ADULT INDUSTRY UPDATE By: Lawrence G. Walters www.FirstAmendment.com

The legal climate for the adult entertainment industry is heating up, particularly in relation to adult web sites. There have been at least two more individuals who have lost their jobs simply because they were involved with adult Internet sites. Wendy Gesellschap and Herbert Robinson have both retained our firm to challenge their terminations in direct retaliation for their exercise of First Amendment rights. George and Tracy Miller, as reported in last month’s ASM article are still fighting with the Scottsdale, Arizona hospital who terminated them and destroyed their nursing careers. A final administrative decision upholding the termination was issued by the hospital this month clearing the way to the courthouse. Meanwhile, the City of Tampa, Florida voted to close down the infamous Voyer Dorm web site under the municipal zoning ordinance. Not surprisingly, Voyer Dorm is headed to court.

Does Whitehouse.com tarnish the image of applesauce? That is the bizarre question posed to a federal court in New York by the attorneys for Whitehouse.com, a sizeable porn site.
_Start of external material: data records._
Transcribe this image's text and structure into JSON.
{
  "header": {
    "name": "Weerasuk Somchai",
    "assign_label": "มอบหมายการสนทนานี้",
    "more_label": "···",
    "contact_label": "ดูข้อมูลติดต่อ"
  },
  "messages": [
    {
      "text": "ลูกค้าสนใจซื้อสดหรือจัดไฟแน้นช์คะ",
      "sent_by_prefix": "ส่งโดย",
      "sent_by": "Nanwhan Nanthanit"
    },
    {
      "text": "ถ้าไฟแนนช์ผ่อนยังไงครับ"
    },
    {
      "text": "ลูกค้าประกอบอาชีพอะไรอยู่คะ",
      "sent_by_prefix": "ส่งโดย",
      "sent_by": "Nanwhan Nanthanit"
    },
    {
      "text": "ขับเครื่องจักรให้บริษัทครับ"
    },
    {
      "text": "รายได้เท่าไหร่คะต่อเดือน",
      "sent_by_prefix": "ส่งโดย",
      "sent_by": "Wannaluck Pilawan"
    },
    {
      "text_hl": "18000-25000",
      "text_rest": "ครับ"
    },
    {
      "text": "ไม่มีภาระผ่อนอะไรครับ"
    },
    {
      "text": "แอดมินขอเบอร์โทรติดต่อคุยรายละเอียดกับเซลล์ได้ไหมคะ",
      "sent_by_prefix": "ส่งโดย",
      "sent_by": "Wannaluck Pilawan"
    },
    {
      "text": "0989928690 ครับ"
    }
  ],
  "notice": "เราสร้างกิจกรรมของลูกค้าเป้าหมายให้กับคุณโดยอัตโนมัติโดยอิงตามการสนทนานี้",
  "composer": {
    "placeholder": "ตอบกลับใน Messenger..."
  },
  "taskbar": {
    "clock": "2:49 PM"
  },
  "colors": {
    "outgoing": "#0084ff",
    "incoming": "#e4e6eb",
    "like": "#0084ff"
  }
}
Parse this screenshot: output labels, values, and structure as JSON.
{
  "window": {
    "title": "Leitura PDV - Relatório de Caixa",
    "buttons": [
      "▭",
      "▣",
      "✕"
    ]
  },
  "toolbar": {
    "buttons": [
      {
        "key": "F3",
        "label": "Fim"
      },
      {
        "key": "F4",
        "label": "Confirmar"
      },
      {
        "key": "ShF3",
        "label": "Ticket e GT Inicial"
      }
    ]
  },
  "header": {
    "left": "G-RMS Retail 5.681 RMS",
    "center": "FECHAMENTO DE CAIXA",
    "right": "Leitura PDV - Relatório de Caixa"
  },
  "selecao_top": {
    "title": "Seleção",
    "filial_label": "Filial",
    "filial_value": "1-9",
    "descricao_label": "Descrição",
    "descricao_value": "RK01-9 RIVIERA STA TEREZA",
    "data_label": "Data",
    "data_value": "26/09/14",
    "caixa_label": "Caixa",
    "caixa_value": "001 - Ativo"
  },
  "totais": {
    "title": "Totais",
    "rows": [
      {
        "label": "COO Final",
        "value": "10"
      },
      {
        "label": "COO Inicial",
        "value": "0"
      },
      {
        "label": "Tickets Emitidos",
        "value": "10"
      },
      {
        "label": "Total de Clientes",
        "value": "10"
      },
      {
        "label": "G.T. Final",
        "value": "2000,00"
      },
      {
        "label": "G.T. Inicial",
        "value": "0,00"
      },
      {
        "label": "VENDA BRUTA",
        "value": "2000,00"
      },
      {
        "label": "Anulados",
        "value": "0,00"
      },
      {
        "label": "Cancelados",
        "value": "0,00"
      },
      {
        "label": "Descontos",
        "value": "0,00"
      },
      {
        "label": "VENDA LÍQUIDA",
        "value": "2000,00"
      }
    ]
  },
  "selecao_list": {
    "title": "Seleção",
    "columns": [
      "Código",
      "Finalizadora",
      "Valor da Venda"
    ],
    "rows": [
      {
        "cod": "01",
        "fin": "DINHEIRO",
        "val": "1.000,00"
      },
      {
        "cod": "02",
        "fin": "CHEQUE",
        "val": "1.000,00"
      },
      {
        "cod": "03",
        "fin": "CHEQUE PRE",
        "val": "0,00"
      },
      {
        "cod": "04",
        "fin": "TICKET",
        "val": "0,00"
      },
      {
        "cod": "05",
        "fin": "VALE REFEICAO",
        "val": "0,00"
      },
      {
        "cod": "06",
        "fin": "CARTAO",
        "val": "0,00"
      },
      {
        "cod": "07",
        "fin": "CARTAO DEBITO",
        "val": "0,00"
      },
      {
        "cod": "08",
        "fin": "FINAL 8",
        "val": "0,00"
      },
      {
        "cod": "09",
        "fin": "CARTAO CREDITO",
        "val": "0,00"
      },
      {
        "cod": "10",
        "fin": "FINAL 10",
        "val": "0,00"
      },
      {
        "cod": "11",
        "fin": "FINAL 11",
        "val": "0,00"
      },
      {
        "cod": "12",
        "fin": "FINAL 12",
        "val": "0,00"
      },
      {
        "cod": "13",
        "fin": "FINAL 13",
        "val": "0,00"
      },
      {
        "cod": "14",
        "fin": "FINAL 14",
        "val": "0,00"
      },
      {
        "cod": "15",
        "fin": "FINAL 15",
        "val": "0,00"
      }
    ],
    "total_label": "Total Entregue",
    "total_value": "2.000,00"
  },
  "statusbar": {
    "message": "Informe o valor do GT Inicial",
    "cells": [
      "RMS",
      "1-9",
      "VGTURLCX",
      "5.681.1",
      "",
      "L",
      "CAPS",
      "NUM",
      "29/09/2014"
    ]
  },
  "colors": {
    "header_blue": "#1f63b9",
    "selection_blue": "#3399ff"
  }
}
The site drew complaints from, amongst obvious others, the National Fruit Product Co. who distributes White House brand applesauce. The fruit company claimed that the sex site “dilutes and tarnishes the distinctive quality of our client’s famous mark in violation of the Federal Trademark Acts.” In short, it wants the domain name.

Australia’s pathetic attempt at censoring the Internet drew criticism from Nadine Strossen, President of the ACLU who claims that the new laws are making Australia the world’s Internet “village idiot”. Australian communications minister Richard Alston counters: “Australians believe promotion of ‘individual freedoms’ must be bound by the wider social good.” Something is going down, down under: or is it? The newest Internet censorship act on the federal level is the “Neighborhood Children’s Internet Protection Act.” This bill, introduced by Senator Rick Santorum, R-Pa, would require public schools and libraries to either install blocking software on Internet – accessing computers “dedicated to student use”, or adopt an Internet use policy that would protect minors from “inappropriate material.” Who decides what is inappropriate? According to the bill, it is the “school board, library or other authority responsible for making the determination.” Of course, the bill does not define “inappropriate”.

At some point, this County, and the world for that matter, is going to have to come to grips with the fact that sexually explicit material is available on the Internet, and there is nothing they can do to stop it. Governments can pass all the knee jerk censorship legislation they want, but it is not going to prohibit the Red Light District in Amsterdam from doing live video feeds on the Internet. Punishing employees for viewing or participating in adult web sites on their off time will only further disenfranchise a large portion of the sexually-active segment of society resulting in, inevitably, more poverty and crime. Wake up Senator Santorum and Minister Alston! You can’t cram morality down peoples’ throat through censorship. Again, why is it always sex that you try to censor? Have you seen the violence and hate disseminated world wide on the Internet? Why is that speech okay, but it is the erotic speech that has got to go? Perhaps your efforts should be refocused.

I guess we should feel lucky that we have a First Amendment, at all. In Vancouver, BC, the Vancouver police and Canadian Mounties raided the offices of Starnet Communications, a publicly traded netporn and casino company searching for evidence of illicit porn trafficking and illegal betting. “The raid followed an 18 month investigation,” said police spokeswoman, Ann Drennan. No arrests have yet been made. Relatedly, in Salt Lake City, Utah, a magazine shop was fined $2,500.00 for distribution of pornographic material, a class A misdemeanor. The police report states that undercover police officers purchased videos that contained “sexually graphic material” from the magazine store on at least 14 different occasions. Now that is efficient use of tax dollars! Needless to say, attorneys for the magazine shop filed suit in the United States District Court against the police and prosecutors for violating its constitutional rights. The lawsuit seeks 1.1 million dollars in damages.

All this government action hasn’t stopped the adult Internet industry from its expansive growth. The Interactive 2000 adult webmaster convention, scheduled for October 1, 1999 in Miami, Florida, promises to be the biggest ever. We keep watching, because we know the government does too.